Government is not thought of as innovative, but when it comes to getting ahold of your hard-earned money, officials can start getting very creative. So creative in fact, that they come up with fantastical policy ideas more fitting for a futuristic dystopia than enactment by state lawmakers.

Connecticut is the latest state to consider such an idea in real-time sales tax collection.

Real-time sales tax collection demands businesses collect sales taxes and remit them to government as transactions happen. This policy is completely divorced from reality, as the way merchants and financial institutions currently process payments does not allow for the instant, detailed calculations real time sales tax collection demands.

Here are a few key reasons why real-time sales tax collection is a really bad policy:

Real-time sales tax collection is a fantasy.

The capability and technology to separate sales tax and remit it directly to government does not exist. Payment processors only get the most basic information needed to approve a sale.

Real-time sales tax collection would impose massive costs.

Demanding real-time sales tax collection means sellers, payment processors, and credit card companies all have to agree upon and create new technology at a massive cost. A study of the impact of such a proposal in Massachusetts estimated costs to be north of $1 billion. That burden would be passed on to consumers. 

Real-time sales tax collection has been rejected multiple times.

Arizona, Missouri, and Massachusetts have examined the concept and given it up. Even a National Conference of State Legislators task force did not recommend it.

Real-time sales tax collection would slow transactions, raise security questions.

There is a web of security measures in place to protect information transmitted in sales transactions, overseen by multiple government agencies. Remitting sales taxes would require more information that would require more security – not to mention waiting for all this to process would be a pain for customers.

The bottom line: this is a misguided policy that will create a tax compliance mess and hurt local businesses and job-creators who are already paying their taxes and complying with the law.

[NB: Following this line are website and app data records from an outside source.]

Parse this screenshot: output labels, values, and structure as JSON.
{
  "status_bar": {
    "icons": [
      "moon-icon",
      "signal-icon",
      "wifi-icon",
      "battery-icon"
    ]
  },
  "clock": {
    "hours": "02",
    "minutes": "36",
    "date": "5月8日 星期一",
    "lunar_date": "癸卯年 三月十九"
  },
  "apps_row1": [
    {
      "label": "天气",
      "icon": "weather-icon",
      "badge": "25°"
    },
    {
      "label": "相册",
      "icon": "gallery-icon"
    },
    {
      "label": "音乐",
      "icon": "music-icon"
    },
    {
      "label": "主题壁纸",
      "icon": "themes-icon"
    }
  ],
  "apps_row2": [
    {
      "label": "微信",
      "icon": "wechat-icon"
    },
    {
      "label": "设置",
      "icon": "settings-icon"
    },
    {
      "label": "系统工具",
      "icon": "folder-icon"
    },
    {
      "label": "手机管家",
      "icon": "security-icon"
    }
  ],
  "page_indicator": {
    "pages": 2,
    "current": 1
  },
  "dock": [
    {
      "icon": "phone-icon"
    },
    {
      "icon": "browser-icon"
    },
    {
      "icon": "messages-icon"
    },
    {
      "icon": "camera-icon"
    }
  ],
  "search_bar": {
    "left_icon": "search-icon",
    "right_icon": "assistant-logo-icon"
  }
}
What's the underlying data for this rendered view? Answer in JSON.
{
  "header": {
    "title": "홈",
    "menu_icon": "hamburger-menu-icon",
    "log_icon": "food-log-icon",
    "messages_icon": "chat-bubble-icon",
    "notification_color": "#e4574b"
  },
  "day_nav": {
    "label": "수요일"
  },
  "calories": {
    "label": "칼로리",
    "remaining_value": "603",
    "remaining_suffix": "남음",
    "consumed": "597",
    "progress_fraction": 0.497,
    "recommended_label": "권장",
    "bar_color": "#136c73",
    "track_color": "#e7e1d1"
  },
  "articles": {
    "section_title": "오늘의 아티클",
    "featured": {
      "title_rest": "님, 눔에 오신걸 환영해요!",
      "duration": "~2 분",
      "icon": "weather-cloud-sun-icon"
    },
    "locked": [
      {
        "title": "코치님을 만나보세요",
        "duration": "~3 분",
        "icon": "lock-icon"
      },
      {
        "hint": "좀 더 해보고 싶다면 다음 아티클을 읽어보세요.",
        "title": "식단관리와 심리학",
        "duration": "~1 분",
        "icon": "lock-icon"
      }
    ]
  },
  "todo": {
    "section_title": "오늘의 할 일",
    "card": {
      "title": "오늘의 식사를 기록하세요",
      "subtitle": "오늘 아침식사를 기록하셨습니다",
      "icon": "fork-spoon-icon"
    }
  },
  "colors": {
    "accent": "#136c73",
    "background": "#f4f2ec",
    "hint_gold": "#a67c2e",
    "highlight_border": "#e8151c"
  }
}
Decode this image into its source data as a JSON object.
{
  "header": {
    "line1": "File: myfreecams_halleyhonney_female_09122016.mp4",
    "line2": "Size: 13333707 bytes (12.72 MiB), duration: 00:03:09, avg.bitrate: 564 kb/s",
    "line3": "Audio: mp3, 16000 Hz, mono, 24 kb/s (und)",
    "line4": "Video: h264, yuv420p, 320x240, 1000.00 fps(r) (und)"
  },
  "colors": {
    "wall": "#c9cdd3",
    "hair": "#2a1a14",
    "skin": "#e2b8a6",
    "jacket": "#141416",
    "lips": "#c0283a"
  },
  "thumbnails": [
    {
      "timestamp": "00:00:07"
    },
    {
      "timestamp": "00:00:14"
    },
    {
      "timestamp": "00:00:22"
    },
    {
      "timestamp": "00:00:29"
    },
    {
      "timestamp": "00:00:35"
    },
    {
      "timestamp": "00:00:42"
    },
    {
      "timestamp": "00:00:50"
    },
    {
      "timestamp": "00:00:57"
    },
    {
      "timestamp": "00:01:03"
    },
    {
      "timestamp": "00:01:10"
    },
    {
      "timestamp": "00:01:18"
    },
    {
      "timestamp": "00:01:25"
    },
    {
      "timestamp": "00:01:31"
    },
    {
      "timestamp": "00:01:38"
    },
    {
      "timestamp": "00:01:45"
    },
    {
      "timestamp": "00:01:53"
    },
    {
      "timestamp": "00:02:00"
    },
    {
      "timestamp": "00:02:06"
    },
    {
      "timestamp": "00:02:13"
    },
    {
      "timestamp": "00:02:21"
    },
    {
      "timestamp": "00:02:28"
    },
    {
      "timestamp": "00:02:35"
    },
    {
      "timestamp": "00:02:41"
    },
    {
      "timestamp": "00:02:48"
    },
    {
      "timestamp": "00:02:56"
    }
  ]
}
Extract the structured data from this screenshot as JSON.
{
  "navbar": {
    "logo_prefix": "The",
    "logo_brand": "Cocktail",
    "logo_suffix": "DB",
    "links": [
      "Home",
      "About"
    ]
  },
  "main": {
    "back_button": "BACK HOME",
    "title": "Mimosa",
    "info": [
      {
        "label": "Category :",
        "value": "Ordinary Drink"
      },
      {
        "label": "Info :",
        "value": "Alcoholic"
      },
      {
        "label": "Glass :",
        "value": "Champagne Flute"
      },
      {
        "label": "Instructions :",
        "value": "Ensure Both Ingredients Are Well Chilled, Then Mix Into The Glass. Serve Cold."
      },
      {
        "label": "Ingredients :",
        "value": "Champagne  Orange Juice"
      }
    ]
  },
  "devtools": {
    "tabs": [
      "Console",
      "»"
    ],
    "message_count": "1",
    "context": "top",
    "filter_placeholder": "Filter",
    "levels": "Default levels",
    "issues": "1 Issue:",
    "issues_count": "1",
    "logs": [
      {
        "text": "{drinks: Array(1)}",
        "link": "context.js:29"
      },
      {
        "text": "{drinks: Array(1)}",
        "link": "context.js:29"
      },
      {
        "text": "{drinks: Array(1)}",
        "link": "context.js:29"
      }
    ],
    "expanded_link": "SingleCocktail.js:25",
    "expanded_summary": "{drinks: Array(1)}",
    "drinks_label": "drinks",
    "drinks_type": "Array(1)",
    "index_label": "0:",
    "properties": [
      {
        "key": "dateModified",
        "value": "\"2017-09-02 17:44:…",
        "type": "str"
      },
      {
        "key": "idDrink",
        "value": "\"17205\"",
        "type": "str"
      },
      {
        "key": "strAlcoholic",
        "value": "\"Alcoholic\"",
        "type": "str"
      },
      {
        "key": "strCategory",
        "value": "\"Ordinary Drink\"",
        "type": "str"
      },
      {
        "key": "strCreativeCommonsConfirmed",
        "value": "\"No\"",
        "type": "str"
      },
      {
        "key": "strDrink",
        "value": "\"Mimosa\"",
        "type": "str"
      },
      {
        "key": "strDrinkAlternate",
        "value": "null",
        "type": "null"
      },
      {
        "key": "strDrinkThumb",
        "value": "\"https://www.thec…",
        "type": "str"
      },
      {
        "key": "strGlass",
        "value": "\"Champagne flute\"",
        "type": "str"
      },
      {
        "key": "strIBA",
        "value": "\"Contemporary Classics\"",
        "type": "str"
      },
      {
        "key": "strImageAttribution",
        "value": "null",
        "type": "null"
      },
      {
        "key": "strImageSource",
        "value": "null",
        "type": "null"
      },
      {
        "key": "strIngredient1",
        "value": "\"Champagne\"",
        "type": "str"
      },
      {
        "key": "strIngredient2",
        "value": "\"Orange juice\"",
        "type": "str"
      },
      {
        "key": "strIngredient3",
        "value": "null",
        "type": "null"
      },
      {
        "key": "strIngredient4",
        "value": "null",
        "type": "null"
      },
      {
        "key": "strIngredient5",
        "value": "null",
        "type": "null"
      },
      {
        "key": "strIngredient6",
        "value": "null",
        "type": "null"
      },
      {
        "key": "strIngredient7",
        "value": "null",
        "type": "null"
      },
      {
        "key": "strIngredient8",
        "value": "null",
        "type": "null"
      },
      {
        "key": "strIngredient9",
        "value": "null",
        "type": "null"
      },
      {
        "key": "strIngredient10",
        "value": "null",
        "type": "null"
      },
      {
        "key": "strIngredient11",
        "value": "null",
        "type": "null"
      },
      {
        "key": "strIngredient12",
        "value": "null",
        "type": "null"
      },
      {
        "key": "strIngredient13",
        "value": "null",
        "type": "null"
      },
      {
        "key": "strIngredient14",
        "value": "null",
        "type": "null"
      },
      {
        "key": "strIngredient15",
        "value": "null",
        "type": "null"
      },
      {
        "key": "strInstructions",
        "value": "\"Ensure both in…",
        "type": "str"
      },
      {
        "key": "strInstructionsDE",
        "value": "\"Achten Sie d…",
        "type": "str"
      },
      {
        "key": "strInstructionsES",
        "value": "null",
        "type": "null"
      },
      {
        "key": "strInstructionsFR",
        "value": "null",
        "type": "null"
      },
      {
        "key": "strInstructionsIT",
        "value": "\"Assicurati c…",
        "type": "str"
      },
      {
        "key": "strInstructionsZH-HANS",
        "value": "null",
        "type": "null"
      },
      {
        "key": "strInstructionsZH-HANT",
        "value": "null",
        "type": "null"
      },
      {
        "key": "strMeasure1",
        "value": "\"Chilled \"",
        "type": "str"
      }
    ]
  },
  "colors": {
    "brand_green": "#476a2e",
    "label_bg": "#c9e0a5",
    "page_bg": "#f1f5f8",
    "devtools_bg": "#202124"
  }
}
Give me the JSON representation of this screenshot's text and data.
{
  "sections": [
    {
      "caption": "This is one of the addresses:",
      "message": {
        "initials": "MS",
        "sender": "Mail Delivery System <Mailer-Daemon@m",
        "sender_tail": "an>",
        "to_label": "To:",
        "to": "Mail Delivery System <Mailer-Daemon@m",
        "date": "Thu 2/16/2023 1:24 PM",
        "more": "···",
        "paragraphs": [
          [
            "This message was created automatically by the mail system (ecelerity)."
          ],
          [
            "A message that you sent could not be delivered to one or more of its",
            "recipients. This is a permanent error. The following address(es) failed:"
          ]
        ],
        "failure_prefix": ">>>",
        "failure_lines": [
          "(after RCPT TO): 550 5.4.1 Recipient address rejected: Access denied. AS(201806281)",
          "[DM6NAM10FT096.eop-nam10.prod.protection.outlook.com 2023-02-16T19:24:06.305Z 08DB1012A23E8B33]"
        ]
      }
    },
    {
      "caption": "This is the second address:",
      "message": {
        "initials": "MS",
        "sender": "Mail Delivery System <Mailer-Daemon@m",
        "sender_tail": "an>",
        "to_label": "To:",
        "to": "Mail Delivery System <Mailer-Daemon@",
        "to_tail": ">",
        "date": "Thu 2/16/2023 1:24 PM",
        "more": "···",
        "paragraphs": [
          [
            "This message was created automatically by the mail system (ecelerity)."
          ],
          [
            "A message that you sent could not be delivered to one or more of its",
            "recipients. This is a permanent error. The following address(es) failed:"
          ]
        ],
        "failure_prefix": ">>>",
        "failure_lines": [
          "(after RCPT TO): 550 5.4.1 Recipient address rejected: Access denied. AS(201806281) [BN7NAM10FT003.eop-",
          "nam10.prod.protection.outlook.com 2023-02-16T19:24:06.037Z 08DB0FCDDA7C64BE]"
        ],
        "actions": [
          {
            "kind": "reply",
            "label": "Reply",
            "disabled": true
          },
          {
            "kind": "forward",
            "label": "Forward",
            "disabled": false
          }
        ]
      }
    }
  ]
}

On top of all the negatives, governments would not end up with much additional revenue, if any. Better to leave real-time sales tax in the realm of taxpayers’ futuristic nightmares, and bureaucrats’ wildest dreams.